Communicate with your roommate and decide on who’s bringing what, in terms of the big stuff like refrigerators. Coordinated bed linens mean much less in the scheme of things than actually having space to live in your limited living space!
4 thoughts on “Packing the Kids off to College? 20 Packing Do’s and Don’ts”
I was about to say I’m glad those days are over for me…and then I realized that I’m doing the same packing, except for an apartment. And I definitely am bringing too much stuff. 🙂
Apartments are completely different things. For example, all that about your book collection does NOT apply.
That said, this mom would be happy if her older son, now on apartment #2 since graduating from college, would claim those 6 bins of stuff that’s all stacked in the garage and basement.
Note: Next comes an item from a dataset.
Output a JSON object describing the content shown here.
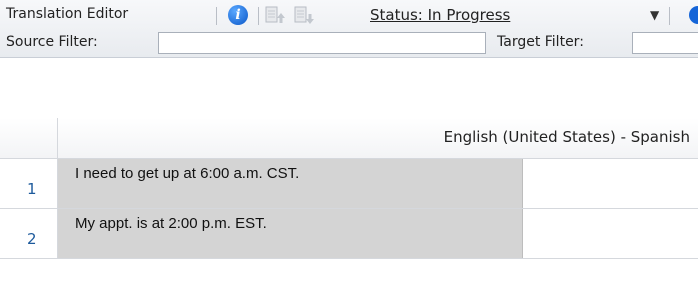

Haha! my oldest is turning 26 and still has stuff here! She pared it down some last time she was here, but there’s still plenty. And she has no space.
Great list. We’re sending one to a college apartment this week, and I’m still trying to get him to make a list. At least he has Amazon Prime AND Ikea next door.
The only item I would add to the list is a lock for your laptop. It works lik a bike lock but fits into a spot on the laptop (I don’t have a laptop so I can’t say where but all the boys did when they left for college). My oldest lived with three other boys and I’m sure the door was left open a lot. I would not have wanted to receive the call that I had to buy and deliver and new laptop because it was stolen. You can also lock it to a desk at the library if you need to get up and stretch.
Oh, and did you say first aid kit? And for girls — a heating pad to go with. And an ice pack isn’t a bad idea either. Geoffrey hit his head in the middle of the night one night and we got a call – “should I go to the ER?” I would have felt better if he had an ice pack. His RA was clueless.
I agree most of the stuff they pack isn’t used, especially by guys.